# Requirement
What the task needs is every record repeated exactly, nothing more.

# Input records
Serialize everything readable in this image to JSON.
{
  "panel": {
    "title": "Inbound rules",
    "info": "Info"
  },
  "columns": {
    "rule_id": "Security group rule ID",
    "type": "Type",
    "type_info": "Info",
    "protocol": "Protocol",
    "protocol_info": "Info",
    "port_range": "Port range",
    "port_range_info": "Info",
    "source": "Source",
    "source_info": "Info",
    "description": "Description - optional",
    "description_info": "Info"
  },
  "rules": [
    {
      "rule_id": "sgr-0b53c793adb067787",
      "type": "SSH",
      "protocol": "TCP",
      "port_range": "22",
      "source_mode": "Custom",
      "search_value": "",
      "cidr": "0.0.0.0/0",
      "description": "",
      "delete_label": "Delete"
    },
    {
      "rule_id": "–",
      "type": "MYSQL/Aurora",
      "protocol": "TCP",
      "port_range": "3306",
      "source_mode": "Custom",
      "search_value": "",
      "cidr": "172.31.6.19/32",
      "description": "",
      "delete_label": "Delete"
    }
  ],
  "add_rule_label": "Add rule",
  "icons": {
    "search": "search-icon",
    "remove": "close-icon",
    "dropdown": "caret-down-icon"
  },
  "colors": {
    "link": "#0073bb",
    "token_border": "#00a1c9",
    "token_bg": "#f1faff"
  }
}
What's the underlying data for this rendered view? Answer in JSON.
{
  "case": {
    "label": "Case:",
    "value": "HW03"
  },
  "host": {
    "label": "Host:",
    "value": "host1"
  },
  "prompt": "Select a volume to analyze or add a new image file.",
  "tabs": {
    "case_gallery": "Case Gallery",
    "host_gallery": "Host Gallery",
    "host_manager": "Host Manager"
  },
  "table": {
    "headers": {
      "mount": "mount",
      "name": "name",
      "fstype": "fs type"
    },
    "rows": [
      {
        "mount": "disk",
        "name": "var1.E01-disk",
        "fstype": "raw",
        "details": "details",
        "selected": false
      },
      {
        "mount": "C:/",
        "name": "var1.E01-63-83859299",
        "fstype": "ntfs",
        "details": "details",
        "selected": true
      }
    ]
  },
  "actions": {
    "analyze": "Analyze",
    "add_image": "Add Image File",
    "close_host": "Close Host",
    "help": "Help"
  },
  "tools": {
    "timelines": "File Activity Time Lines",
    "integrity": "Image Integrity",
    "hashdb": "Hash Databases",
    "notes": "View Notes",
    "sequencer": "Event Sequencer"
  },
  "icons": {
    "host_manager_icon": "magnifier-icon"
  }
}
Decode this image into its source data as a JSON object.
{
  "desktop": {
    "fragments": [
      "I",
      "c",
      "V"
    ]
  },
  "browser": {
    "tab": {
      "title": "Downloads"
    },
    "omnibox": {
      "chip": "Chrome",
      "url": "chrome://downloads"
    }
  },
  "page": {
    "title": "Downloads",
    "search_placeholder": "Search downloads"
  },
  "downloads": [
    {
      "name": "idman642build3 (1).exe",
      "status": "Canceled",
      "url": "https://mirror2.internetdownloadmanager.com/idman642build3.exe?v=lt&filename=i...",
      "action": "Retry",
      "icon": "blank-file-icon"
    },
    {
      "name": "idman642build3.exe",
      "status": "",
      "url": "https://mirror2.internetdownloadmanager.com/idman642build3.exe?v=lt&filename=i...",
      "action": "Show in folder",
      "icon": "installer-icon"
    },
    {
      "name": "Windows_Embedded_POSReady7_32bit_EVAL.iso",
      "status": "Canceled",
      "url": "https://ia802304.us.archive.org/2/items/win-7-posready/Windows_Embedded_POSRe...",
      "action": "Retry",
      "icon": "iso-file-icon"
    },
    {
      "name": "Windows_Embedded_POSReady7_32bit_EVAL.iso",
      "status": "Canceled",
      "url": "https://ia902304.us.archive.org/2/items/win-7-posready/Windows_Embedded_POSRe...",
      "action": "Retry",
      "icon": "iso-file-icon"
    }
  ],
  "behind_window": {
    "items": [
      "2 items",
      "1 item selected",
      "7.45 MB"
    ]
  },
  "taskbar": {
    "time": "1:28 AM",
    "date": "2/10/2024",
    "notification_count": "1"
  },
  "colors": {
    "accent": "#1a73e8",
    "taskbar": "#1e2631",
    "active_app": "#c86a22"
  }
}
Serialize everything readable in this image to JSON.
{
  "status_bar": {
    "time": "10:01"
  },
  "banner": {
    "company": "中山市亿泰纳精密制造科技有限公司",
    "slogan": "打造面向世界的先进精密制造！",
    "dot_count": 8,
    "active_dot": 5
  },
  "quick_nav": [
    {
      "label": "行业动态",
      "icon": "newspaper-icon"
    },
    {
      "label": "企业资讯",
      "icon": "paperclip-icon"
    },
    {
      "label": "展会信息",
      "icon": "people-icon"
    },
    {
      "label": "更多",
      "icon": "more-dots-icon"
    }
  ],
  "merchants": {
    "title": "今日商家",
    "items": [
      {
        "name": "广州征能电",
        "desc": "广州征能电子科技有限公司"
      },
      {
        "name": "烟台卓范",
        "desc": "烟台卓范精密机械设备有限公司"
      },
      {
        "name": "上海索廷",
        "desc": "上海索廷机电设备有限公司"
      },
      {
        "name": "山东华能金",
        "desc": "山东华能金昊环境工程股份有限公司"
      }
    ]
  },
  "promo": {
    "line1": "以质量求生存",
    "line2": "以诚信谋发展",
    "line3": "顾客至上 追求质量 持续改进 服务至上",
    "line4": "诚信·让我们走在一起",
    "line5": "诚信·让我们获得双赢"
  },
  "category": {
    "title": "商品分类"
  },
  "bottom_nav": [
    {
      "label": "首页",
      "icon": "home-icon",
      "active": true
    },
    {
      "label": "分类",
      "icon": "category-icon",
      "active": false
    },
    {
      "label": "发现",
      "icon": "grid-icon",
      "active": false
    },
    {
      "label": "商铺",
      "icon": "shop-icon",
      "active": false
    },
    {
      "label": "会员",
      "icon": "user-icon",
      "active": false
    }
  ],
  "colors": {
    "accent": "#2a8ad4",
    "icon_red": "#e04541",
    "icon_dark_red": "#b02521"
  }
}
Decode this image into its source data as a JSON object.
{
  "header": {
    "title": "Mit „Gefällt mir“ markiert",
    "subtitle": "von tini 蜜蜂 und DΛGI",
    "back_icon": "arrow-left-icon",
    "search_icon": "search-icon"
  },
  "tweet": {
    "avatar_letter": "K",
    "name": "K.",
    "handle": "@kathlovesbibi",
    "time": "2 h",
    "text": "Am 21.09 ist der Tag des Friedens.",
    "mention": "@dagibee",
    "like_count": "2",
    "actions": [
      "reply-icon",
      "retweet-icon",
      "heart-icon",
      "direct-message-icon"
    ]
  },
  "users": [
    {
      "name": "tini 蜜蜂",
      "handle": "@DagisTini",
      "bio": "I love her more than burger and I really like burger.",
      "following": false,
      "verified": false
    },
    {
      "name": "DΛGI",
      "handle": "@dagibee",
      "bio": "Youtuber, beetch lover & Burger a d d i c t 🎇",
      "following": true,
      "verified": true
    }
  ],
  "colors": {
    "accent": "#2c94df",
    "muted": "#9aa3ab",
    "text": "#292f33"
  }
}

# Exercise result
Serialize everything readable in this image to JSON.
{
  "panel": {
    "title": "Inbound rules",
    "info": "Info"
  },
  "columns": {
    "rule_id": "Security group rule ID",
    "type": "Type",
    "type_info": "Info",
    "protocol": "Protocol",
    "protocol_info": "Info",
    "port_range": "Port range",
    "port_range_info": "Info",
    "source": "Source",
    "source_info": "Info",
    "description": "Description - optional",
    "description_info": "Info"
  },
  "rules": [
    {
      "rule_id": "sgr-0b53c793adb067787",
      "type": "SSH",
      "protocol": "TCP",
      "port_range": "22",
      "source_mode": "Custom",
      "search_value": "",
      "cidr": "0.0.0.0/0",
      "description": "",
      "delete_label": "Delete"
    },
    {
      "rule_id": "–",
      "type": "MYSQL/Aurora",
      "protocol": "TCP",
      "port_range": "3306",
      "source_mode": "Custom",
      "search_value": "",
      "cidr": "172.31.6.19/32",
      "description": "",
      "delete_label": "Delete"
    }
  ],
  "add_rule_label": "Add rule",
  "icons": {
    "search": "search-icon",
    "remove": "close-icon",
    "dropdown": "caret-down-icon"
  },
  "colors": {
    "link": "#0073bb",
    "token_border": "#00a1c9",
    "token_bg": "#f1faff"
  }
}
What's the underlying data for this rendered view? Answer in JSON.
{
  "case": {
    "label": "Case:",
    "value": "HW03"
  },
  "host": {
    "label": "Host:",
    "value": "host1"
  },
  "prompt": "Select a volume to analyze or add a new image file.",
  "tabs": {
    "case_gallery": "Case Gallery",
    "host_gallery": "Host Gallery",
    "host_manager": "Host Manager"
  },
  "table": {
    "headers": {
      "mount": "mount",
      "name": "name",
      "fstype": "fs type"
    },
    "rows": [
      {
        "mount": "disk",
        "name": "var1.E01-disk",
        "fstype": "raw",
        "details": "details",
        "selected": false
      },
      {
        "mount": "C:/",
        "name": "var1.E01-63-83859299",
        "fstype": "ntfs",
        "details": "details",
        "selected": true
      }
    ]
  },
  "actions": {
    "analyze": "Analyze",
    "add_image": "Add Image File",
    "close_host": "Close Host",
    "help": "Help"
  },
  "tools": {
    "timelines": "File Activity Time Lines",
    "integrity": "Image Integrity",
    "hashdb": "Hash Databases",
    "notes": "View Notes",
    "sequencer": "Event Sequencer"
  },
  "icons": {
    "host_manager_icon": "magnifier-icon"
  }
}
Decode this image into its source data as a JSON object.
{
  "desktop": {
    "fragments": [
      "I",
      "c",
      "V"
    ]
  },
  "browser": {
    "tab": {
      "title": "Downloads"
    },
    "omnibox": {
      "chip": "Chrome",
      "url": "chrome://downloads"
    }
  },
  "page": {
    "title": "Downloads",
    "search_placeholder": "Search downloads"
  },
  "downloads": [
    {
      "name": "idman642build3 (1).exe",
      "status": "Canceled",
      "url": "https://mirror2.internetdownloadmanager.com/idman642build3.exe?v=lt&filename=i...",
      "action": "Retry",
      "icon": "blank-file-icon"
    },
    {
      "name": "idman642build3.exe",
      "status": "",
      "url": "https://mirror2.internetdownloadmanager.com/idman642build3.exe?v=lt&filename=i...",
      "action": "Show in folder",
      "icon": "installer-icon"
    },
    {
      "name": "Windows_Embedded_POSReady7_32bit_EVAL.iso",
      "status": "Canceled",
      "url": "https://ia802304.us.archive.org/2/items/win-7-posready/Windows_Embedded_POSRe...",
      "action": "Retry",
      "icon": "iso-file-icon"
    },
    {
      "name": "Windows_Embedded_POSReady7_32bit_EVAL.iso",
      "status": "Canceled",
      "url": "https://ia902304.us.archive.org/2/items/win-7-posready/Windows_Embedded_POSRe...",
      "action": "Retry",
      "icon": "iso-file-icon"
    }
  ],
  "behind_window": {
    "items": [
      "2 items",
      "1 item selected",
      "7.45 MB"
    ]
  },
  "taskbar": {
    "time": "1:28 AM",
    "date": "2/10/2024",
    "notification_count": "1"
  },
  "colors": {
    "accent": "#1a73e8",
    "taskbar": "#1e2631",
    "active_app": "#c86a22"
  }
}
Serialize everything readable in this image to JSON.
{
  "status_bar": {
    "time": "10:01"
  },
  "banner": {
    "company": "中山市亿泰纳精密制造科技有限公司",
    "slogan": "打造面向世界的先进精密制造！",
    "dot_count": 8,
    "active_dot": 5
  },
  "quick_nav": [
    {
      "label": "行业动态",
      "icon": "newspaper-icon"
    },
    {
      "label": "企业资讯",
      "icon": "paperclip-icon"
    },
    {
      "label": "展会信息",
      "icon": "people-icon"
    },
    {
      "label": "更多",
      "icon": "more-dots-icon"
    }
  ],
  "merchants": {
    "title": "今日商家",
    "items": [
      {
        "name": "广州征能电",
        "desc": "广州征能电子科技有限公司"
      },
      {
        "name": "烟台卓范",
        "desc": "烟台卓范精密机械设备有限公司"
      },
      {
        "name": "上海索廷",
        "desc": "上海索廷机电设备有限公司"
      },
      {
        "name": "山东华能金",
        "desc": "山东华能金昊环境工程股份有限公司"
      }
    ]
  },
  "promo": {
    "line1": "以质量求生存",
    "line2": "以诚信谋发展",
    "line3": "顾客至上 追求质量 持续改进 服务至上",
    "line4": "诚信·让我们走在一起",
    "line5": "诚信·让我们获得双赢"
  },
  "category": {
    "title": "商品分类"
  },
  "bottom_nav": [
    {
      "label": "首页",
      "icon": "home-icon",
      "active": true
    },
    {
      "label": "分类",
      "icon": "category-icon",
      "active": false
    },
    {
      "label": "发现",
      "icon": "grid-icon",
      "active": false
    },
    {
      "label": "商铺",
      "icon": "shop-icon",
      "active": false
    },
    {
      "label": "会员",
      "icon": "user-icon",
      "active": false
    }
  ],
  "colors": {
    "accent": "#2a8ad4",
    "icon_red": "#e04541",
    "icon_dark_red": "#b02521"
  }
}
Decode this image into its source data as a JSON object.
{
  "header": {
    "title": "Mit „Gefällt mir“ markiert",
    "subtitle": "von tini 蜜蜂 und DΛGI",
    "back_icon": "arrow-left-icon",
    "search_icon": "search-icon"
  },
  "tweet": {
    "avatar_letter": "K",
    "name": "K.",
    "handle": "@kathlovesbibi",
    "time": "2 h",
    "text": "Am 21.09 ist der Tag des Friedens.",
    "mention": "@dagibee",
    "like_count": "2",
    "actions": [
      "reply-icon",
      "retweet-icon",
      "heart-icon",
      "direct-message-icon"
    ]
  },
  "users": [
    {
      "name": "tini 蜜蜂",
      "handle": "@DagisTini",
      "bio": "I love her more than burger and I really like burger.",
      "following": false,
      "verified": false
    },
    {
      "name": "DΛGI",
      "handle": "@dagibee",
      "bio": "Youtuber, beetch lover & Burger a d d i c t 🎇",
      "following": true,
      "verified": true
    }
  ],
  "colors": {
    "accent": "#2c94df",
    "muted": "#9aa3ab",
    "text": "#292f33"
  }
}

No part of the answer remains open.